Statement on H Res 1194, "Reaffirming the support of the House of Representatives
for the legitimate, democratically-elected Government of Lebanon under Prime
Minister Fouad Siniora."
I rise in opposition to H. Res. 1194 because it
is dangerously interventionist and will likely lead to more rather than less
violence in the Middle East.
I have noticed that this legislation reads eerily similar to a key clause in
the 2002 Iraq war bill, H J Res 114, which authorized the use of force.
The key resolved clause in H. Res. 1194 before us today reads:
Resolved, That the House of Representatives
(A) the United States Government and the international community to immediately
take all appropriate actions to support and strengthen the legitimate Government
of Lebanon under Prime Minister Fouad Siniora;
The Iraq war authorization language from 2002 is strikingly similar, as you

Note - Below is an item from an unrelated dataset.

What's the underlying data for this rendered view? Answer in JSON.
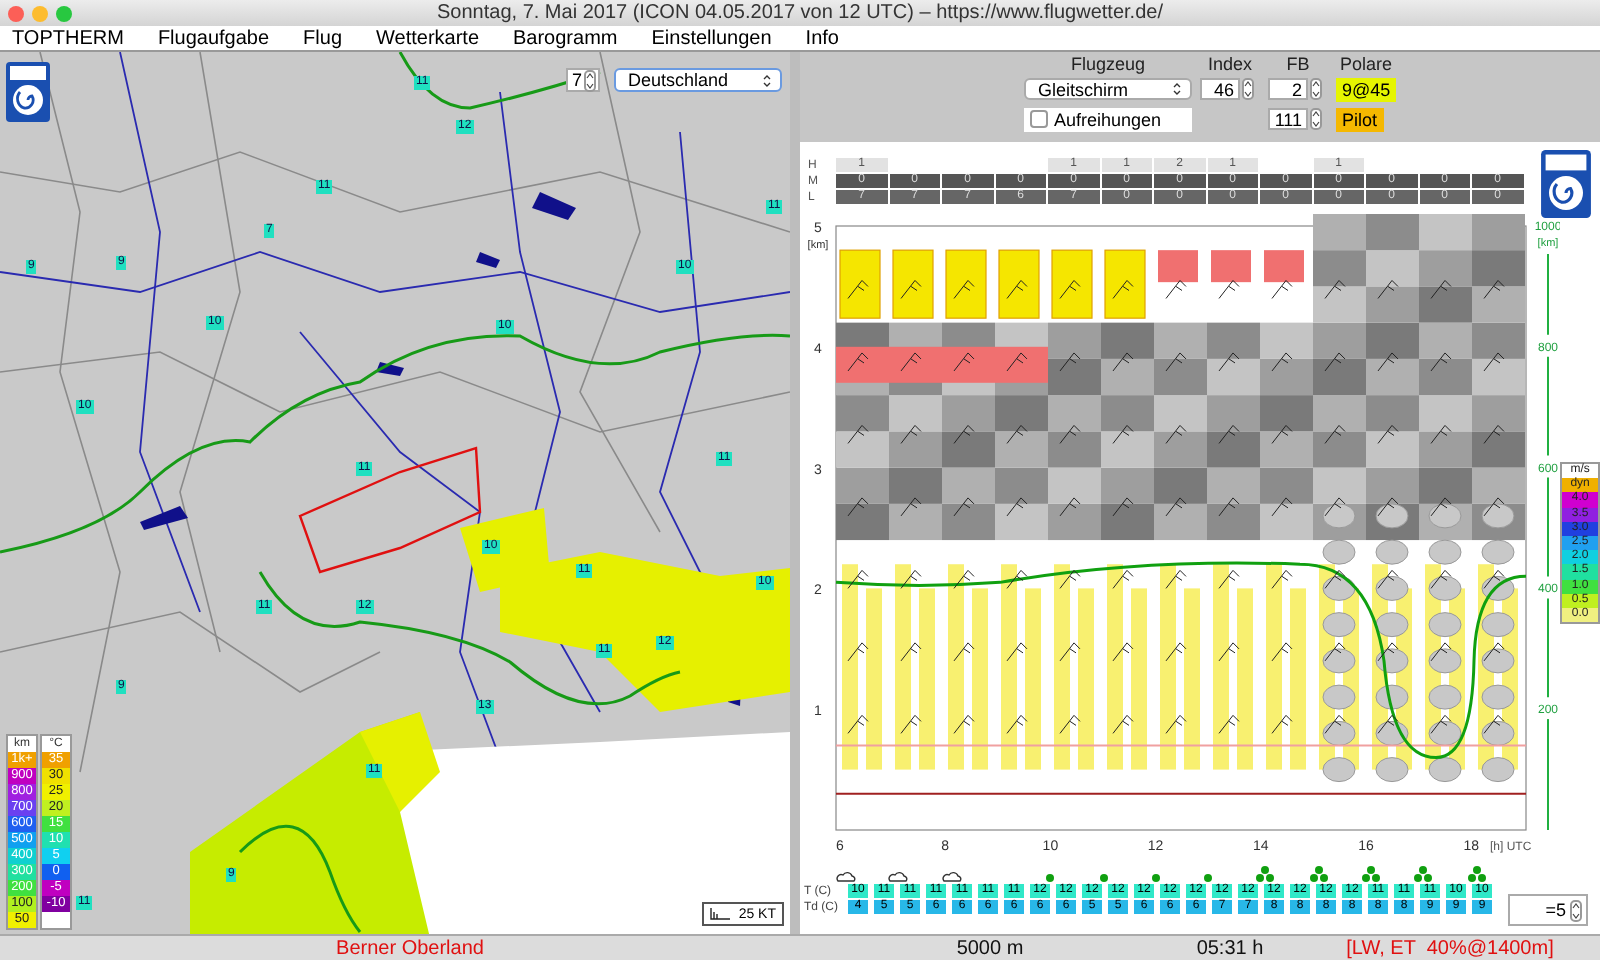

can see here:
(a) AUTHORIZATION- The President is authorized to use the Armed Forces of
the United States as he determines to be necessary and appropriate in order
(1) defend the national security of the United States against the continuing

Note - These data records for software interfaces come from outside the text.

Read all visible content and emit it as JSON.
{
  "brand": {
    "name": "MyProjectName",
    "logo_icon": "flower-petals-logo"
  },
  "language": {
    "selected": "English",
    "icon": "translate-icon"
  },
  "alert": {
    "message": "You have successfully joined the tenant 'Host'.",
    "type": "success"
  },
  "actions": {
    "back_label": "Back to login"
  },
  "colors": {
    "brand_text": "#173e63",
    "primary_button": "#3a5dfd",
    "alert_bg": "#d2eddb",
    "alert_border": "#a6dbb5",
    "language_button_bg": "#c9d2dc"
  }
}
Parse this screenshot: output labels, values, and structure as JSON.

threat posed by Iraq;
I am concerned that this kind of similarity is intentional and will inevitably
result in US military action in Lebanon, or against Syria or Iran.
I am also concerned over the process of bringing this resolution to the Floor

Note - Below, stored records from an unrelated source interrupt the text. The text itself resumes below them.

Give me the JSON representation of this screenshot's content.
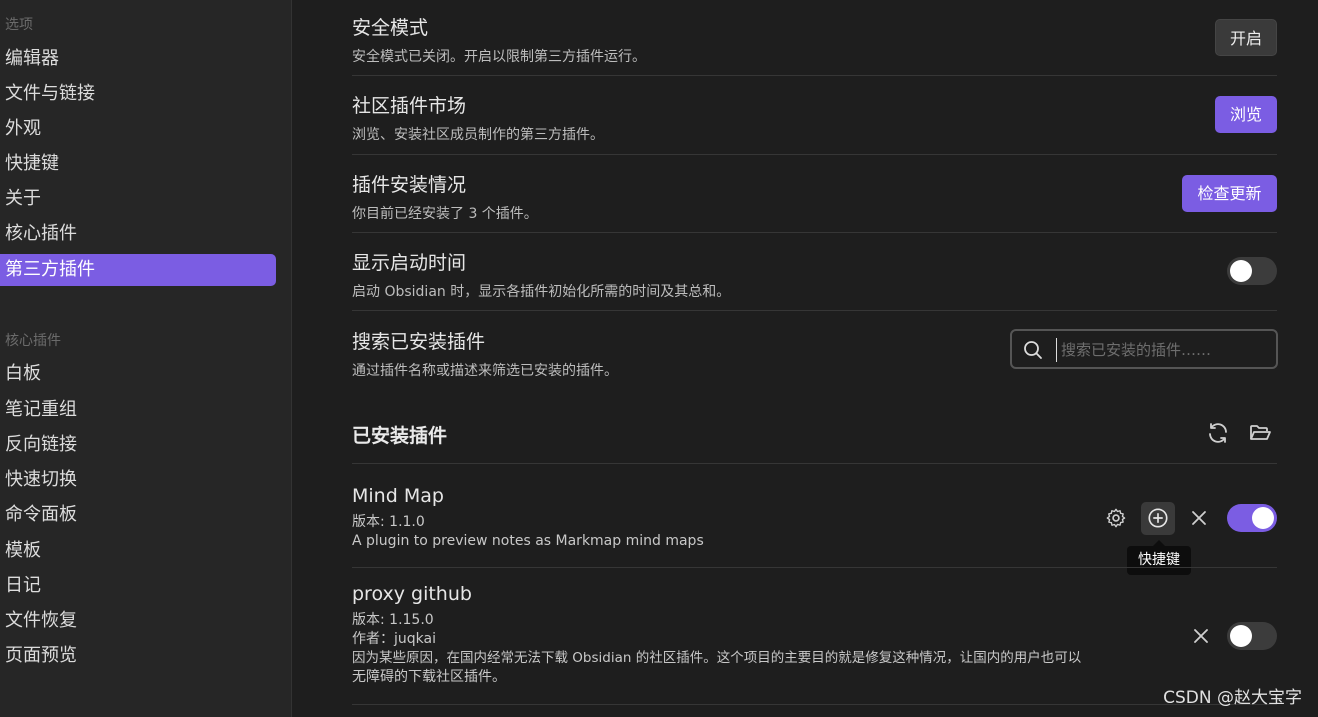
{
  "sidebar": {
    "options_heading": "选项",
    "options": [
      {
        "label": "编辑器"
      },
      {
        "label": "文件与链接"
      },
      {
        "label": "外观"
      },
      {
        "label": "快捷键"
      },
      {
        "label": "关于"
      },
      {
        "label": "核心插件"
      },
      {
        "label": "第三方插件",
        "active": true
      }
    ],
    "core_heading": "核心插件",
    "core": [
      {
        "label": "白板"
      },
      {
        "label": "笔记重组"
      },
      {
        "label": "反向链接"
      },
      {
        "label": "快速切换"
      },
      {
        "label": "命令面板"
      },
      {
        "label": "模板"
      },
      {
        "label": "日记"
      },
      {
        "label": "文件恢复"
      },
      {
        "label": "页面预览"
      }
    ]
  },
  "settings": {
    "safe_mode": {
      "title": "安全模式",
      "desc": "安全模式已关闭。开启以限制第三方插件运行。",
      "button": "开启"
    },
    "community": {
      "title": "社区插件市场",
      "desc": "浏览、安装社区成员制作的第三方插件。",
      "button": "浏览"
    },
    "installed_status": {
      "title": "插件安装情况",
      "desc": "你目前已经安装了 3 个插件。",
      "button": "检查更新"
    },
    "startup_time": {
      "title": "显示启动时间",
      "desc": "启动 Obsidian 时，显示各插件初始化所需的时间及其总和。",
      "enabled": false
    },
    "search": {
      "title": "搜索已安装插件",
      "desc": "通过插件名称或描述来筛选已安装的插件。",
      "placeholder": "搜索已安装的插件……"
    }
  },
  "installed": {
    "heading": "已安装插件",
    "plugins": [
      {
        "name": "Mind Map",
        "version": "版本: 1.1.0",
        "description": "A plugin to preview notes as Markmap mind maps",
        "enabled": true
      },
      {
        "name": "proxy github",
        "version": "版本: 1.15.0",
        "author": "作者：juqkai",
        "description_line1": "因为某些原因，在国内经常无法下载 Obsidian 的社区插件。这个项目的主要目的就是修复这种情况，让国内的用户也可以",
        "description_line2": "无障碍的下载社区插件。",
        "enabled": false
      }
    ]
  },
  "tooltip": "快捷键",
  "watermark": "CSDN @赵大宝字",
  "colors": {
    "accent": "#7b5de3",
    "background": "#1e1e1e",
    "sidebar": "#262626"
  }
}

for a vote. I find it outrageous that H. Res. 1194, which calls for more risky
US interventionism in the Middle East, is judged sufficiently "non-controversial"
to be placed on the suspension calendar for consideration on the House Floor
outside of normal order. Have we reached the point where it is no longer controversial
to urge the president to use "all appropriate actions" with the
unmistakable implication that force may be used to intervene in the domestic
affairs of a foreign country?
Mr. Speaker, the Arab League has been mediating the conflict between rival
political factions in Lebanon and has had some success in halting the recent
violence. Currently, negotiations are taking place in Qatar between the Lebanese
factions and some slow but encouraging progress is being made. Regional actors
who do have an interest in the conflict have stepped up in attempt
to diffuse the crisis and reach a peaceful solution, and press reports today
suggest that a deal between the rival factions may have been reached. Yet at
this delicate stage of negotiations the US House is preparing to pass a very
confrontational resolution pledging strong support for one side and condemning
competing factions. US threats in this resolution to use "all appropriate
actions" to support one faction are in fact a strong disincentive for factions
to continue peaceful negotiations and could undermine the successes thus far
under Arab League moderation.
This legislation strongly condemns Iranian and Syrian support to one faction
in Lebanon while pledging to involve the United States on the other side. Wouldnt
it be better to be involved on neither side and instead encourage the negotiations
that have already begun to resolve the conflict?
Afghanistan continues to sink toward chaos with no end in sight. The war in
Iraq, launched on lies and deceptions, has cost nearly a trillion dollars and
more than 4,000 lives with no end in sight. Saber rattling toward Iran and Syria
increases daily, including in this very legislation. Yet we are committing ourselves
to intervene in a domestic political dispute that has nothing to do with the
This resolution leads us closer to a wider war in the Middle East. It involves
the United States unnecessarily in an internal conflict between competing Lebanese
political factions and will increase rather than decrease the chance for an
increase in violence. The Lebanese should work out political disputes on their
own or with the assistance of regional organizations like the Arab League. I
urge my colleagues to reject this march to war and to reject H. Res. 1194.